From the early 1970s Dine's oil paintings, prints (perhaps his most successful work, usually sensitive and simple depictions of tools, robes, etc.) and drawings became increasingly figurative. In 1957 he received a bachelor of fine arts degree from Ohio University. After graduation, he moved to New York City and became involved with Robert Rauschenberg, Claes Oldenburg, and Roy Lichtenstein whose work moved away from abstract expressionism toward pop art.
Dine incorporated images of everyday objects in his art, but he diverged from the coldness and impersonal nature of pop art by making works that fused personal passions and everyday experiences. His repeated use of familiar and personally significant objects, such as a robe, hands, tools, and hearts, is a signature of his art.
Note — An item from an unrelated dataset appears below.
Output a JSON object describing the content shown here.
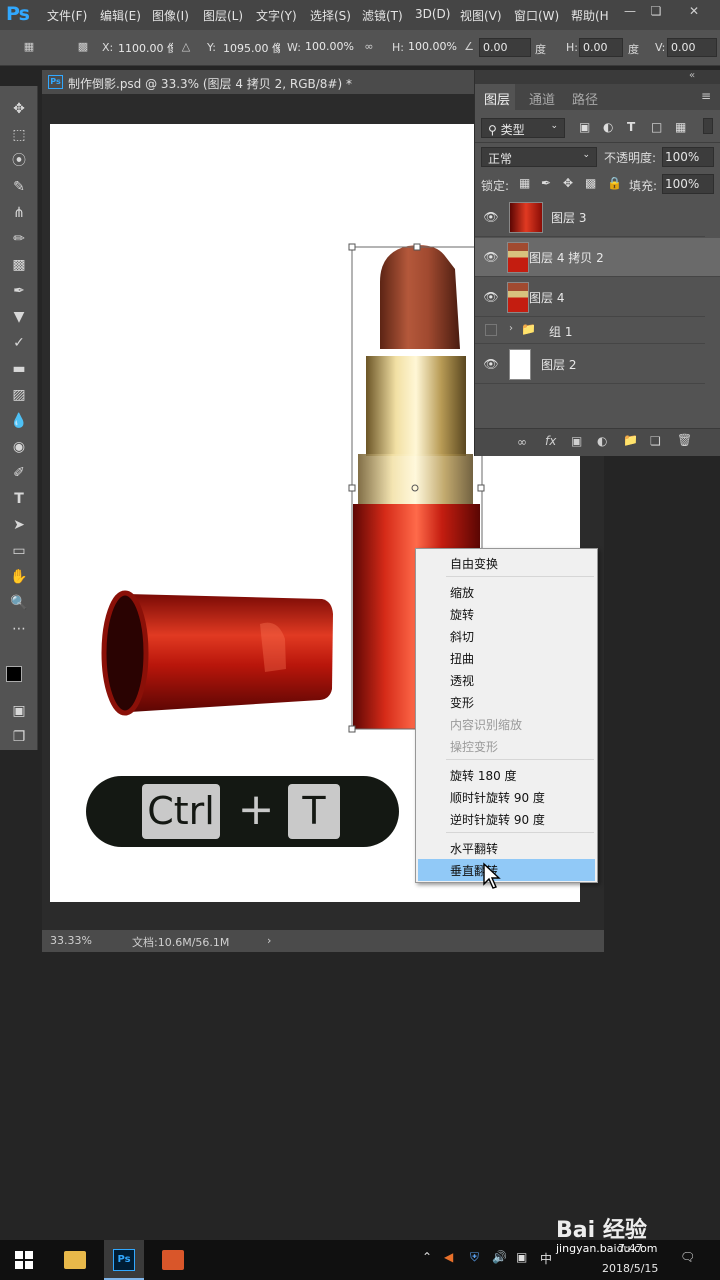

In his early work, Dine created mostly assemblages in which he attached actual objects to his painted canvases. From 1959 to 1960, Dine also was a pioneer of happenings, works of art that took the form of theatrical events or demonstrations.
In 1967 Dine and his family moved to London, England, where he devoted his energies to printmaking and drawing. Dine's attention turned to sculptural work in the early 1980s when he created sculptures based on the sculpture Venus de Milo.
His recent art uses imagery borrowed from ancient Greek, Egyptian, and African objects. In his